Vogt wrote in a letter to Judge Rose Marie DeFino-Nastasi, "Despite being a convicted felon, nothing has deterred Hill."
True. Hill had been arrested four times while on parole, three of them for illegal weapons.
Three years ago, based on analysis of thousands of cases, The Inquirer reported that Philadelphia had the nation's lowest conviction rate for violent felonies. Police Commissioner Charles H. Ramsey cites the pervasive presence of illegal guns as a leading contributor to our violent crime rate.
In Hill's case, that would be the .45-caliber Taurus he tossed four days after Christmas when police approached him near his Kensington corner at G and Westmoreland.
In Philadelphia in 2010, the most recent year for which statistics are available, almost two-thirds of defendants convicted of carrying illegal guns were sentenced to probation or a minimum sentence of fewer than 10 months in prison.
And what has the city done about this? Disbanded its gun court last year, after the elimination of a state grant.
"We need real punishments for people committing crimes with firearms," Ramsey told me recently.
If you lock up criminals for serious time "just for having a gun during the commission of a crime," Ramsey said, "you won't have to do that too often."
A small group of bad guys with powerful weapons can wreck a community. Since Hill's arrest in December, and that of two associates a month later, violent crime in the four-block radius of the Westmore Money Boyz's vicious little corner dropped 20 percent.
Friday was the first time Vogt had appeared in court on an illegal-gun-possession case, along with so many officers, but he says it won't be the last: "This definitely made a difference, and we plan to bring in officers and folks from the community."
The Hill family of Kensington is no stranger to the courts. Jerome - a.k.a. "Killa Rome" - has three younger brothers who have all been charged with felonies, a couple of cousins as well, most of them prosecuted by Wellbrock.

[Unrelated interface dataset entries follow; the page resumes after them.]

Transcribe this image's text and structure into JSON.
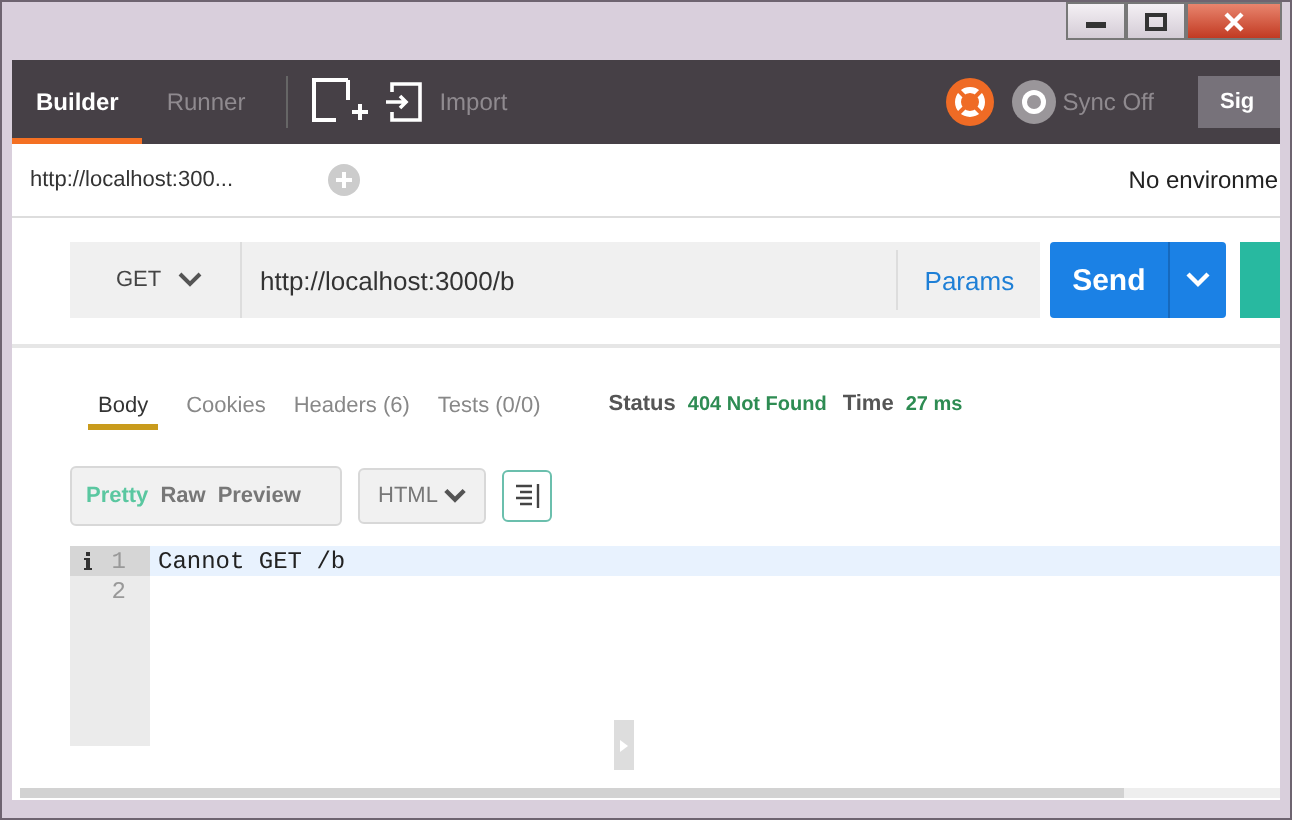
{
  "nav_tabs": [
    {
      "label": "Builder",
      "selected": true
    },
    {
      "label": "Runner",
      "selected": false
    }
  ],
  "import": {
    "label": "Import"
  },
  "sync": {
    "label": "Sync Off"
  },
  "sign_in": {
    "label": "Sig"
  },
  "request_tabs": [
    {
      "label": "http://localhost:300...",
      "selected": true
    }
  ],
  "environment": "No environme",
  "request": {
    "method": "GET",
    "url": "http://localhost:3000/b",
    "params": "Params",
    "send": "Send"
  },
  "response_tabs": [
    {
      "label": "Body",
      "selected": true
    },
    {
      "label": "Cookies",
      "selected": false
    },
    {
      "label": "Headers (6)",
      "selected": false
    },
    {
      "label": "Tests (0/0)",
      "selected": false
    }
  ],
  "status": {
    "label": "Status",
    "value": "404 Not Found",
    "time_label": "Time",
    "time": "27 ms"
  },
  "view_modes": [
    {
      "label": "Pretty",
      "selected": true
    },
    {
      "label": "Raw",
      "selected": false
    },
    {
      "label": "Preview",
      "selected": false
    }
  ],
  "format": "HTML",
  "lines": [
    {
      "number": "1",
      "text": "Cannot GET /b",
      "highlighted": true
    },
    {
      "number": "2",
      "highlighted": false
    }
  ]
}
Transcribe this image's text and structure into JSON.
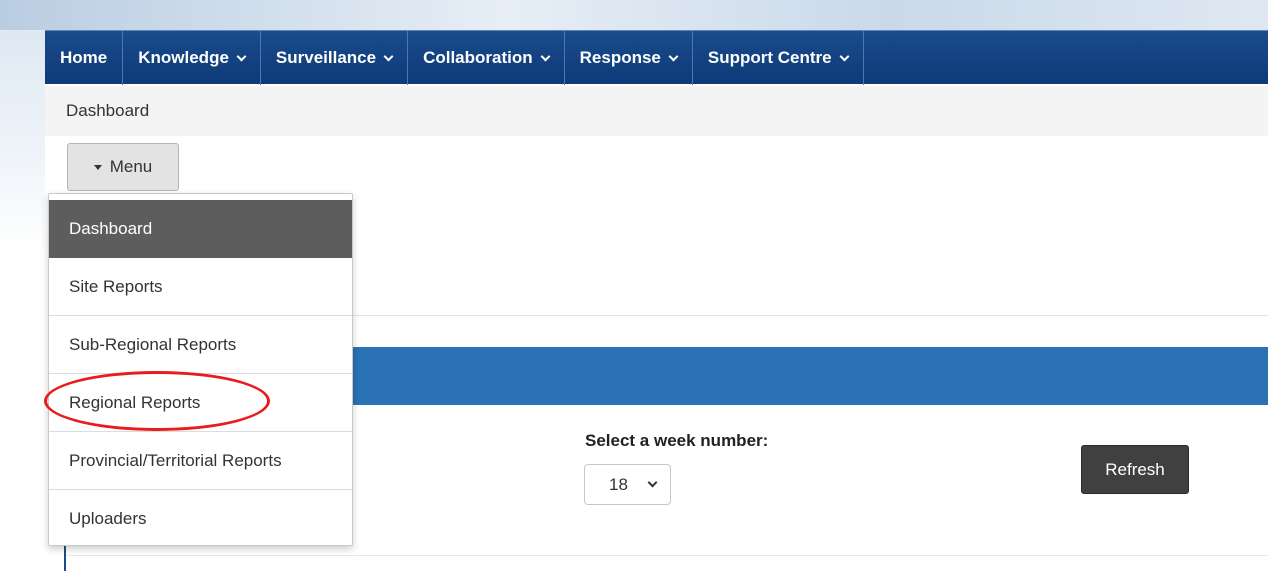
{
  "nav": {
    "items": [
      {
        "label": "Home",
        "has_dropdown": false
      },
      {
        "label": "Knowledge",
        "has_dropdown": true
      },
      {
        "label": "Surveillance",
        "has_dropdown": true
      },
      {
        "label": "Collaboration",
        "has_dropdown": true
      },
      {
        "label": "Response",
        "has_dropdown": true
      },
      {
        "label": "Support Centre",
        "has_dropdown": true
      }
    ]
  },
  "breadcrumb": "Dashboard",
  "menu_button": {
    "label": "Menu",
    "icon": "caret-down-icon"
  },
  "dropdown": {
    "items": [
      {
        "label": "Dashboard",
        "active": true
      },
      {
        "label": "Site Reports",
        "active": false
      },
      {
        "label": "Sub-Regional Reports",
        "active": false
      },
      {
        "label": "Regional Reports",
        "active": false,
        "annotated": true
      },
      {
        "label": "Provincial/Territorial Reports",
        "active": false
      },
      {
        "label": "Uploaders",
        "active": false
      }
    ]
  },
  "week_selector": {
    "label": "Select a week number:",
    "value": "18"
  },
  "refresh_button": {
    "label": "Refresh"
  },
  "colors": {
    "navbar": "#0e3a78",
    "blue_band": "#2b72b4",
    "active_menu": "#5d5d5d",
    "annotation": "#e81c1c"
  }
}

And it's not as if Hill hasn't fired a weapon at someone. Five years ago, Hill accidentally shot his cousin in the stomach. Or so he said. He was subsequently charged with two other shootings.
The defense argued that Hill had grown up without a father figure and recently became a first-time father. But a community resident named Maria - she's too scared to have her last name published - gave up her day to be in court.
Hill "has been terrorizing the neighborhood. Everyone thinks because they carry a gun, they can intimidate you," she told me. "We can't live our lives in fear. We want to send a strong message that we are against carrying illegal guns."
CeaseFirePA's Max Nacheman, who helped organize Friday's group to support the prosecution and a dozen before them, said: "We're trying to avoid catch-and-release. We're trying to neutralize him before he was on the street and opening fire. This certainly wasn't a victimless crime. The whole neighborhood was a victim."
Wellbrock believes "the judge was definitely impressed" by the commitment of law enforcement, residents, and activists.
Indeed, the judge was. Jerome Hill cried. He said he was willing to turn his life around, asked for a second chance. DeFino-Nastasi didn't buy the tears or the lack of male role models, and threw the book at Hill.
"You made a choice. You're not stupid. You chose to carry a gun," she told him Friday. "You're going away for a long time.
"For all these police officers to take time out of their day to show up, you are causing some big trouble down there," the judge said. "I have been doing this for a long time, and they don't take time out of their day just to come here to persecute you. There is something really wrong going on."
She had been the judge when Hill was arrested for shooting his cousin. "I ordered that you never have a gun again, and you thumbed your nose at that," she admonished. "Didn't you know that having a gun after you were convicted of that shooting was a felony of the second degree? Didn't you realize that if you were caught with a gun again that you would go to jail for a long time?"
And then she sentenced Jermone Hill to four to eight years in prison, eight years being double the maximum average sentence.
Wellbrock told me that "I went home feeling I definitely did something Friday," that the sentence not only helped make Kensington a little safer, but Hill, too. "In the end, when you lock up someone like Jermone Hill for four to eight years, you're stopping him from getting killed or killing."
CeaseFirePA's Nacheman plans to be back in court next week with more cops and residents on another case. And then the next month. And the month after that.
They're demonstrating that sometimes a concerted, organized effort by the community, activists, and law enforcement can be as powerful as any gun.
Contact Karen Heller
at 215-854-2586 or email@example.com,
or follow on Twitter @kheller.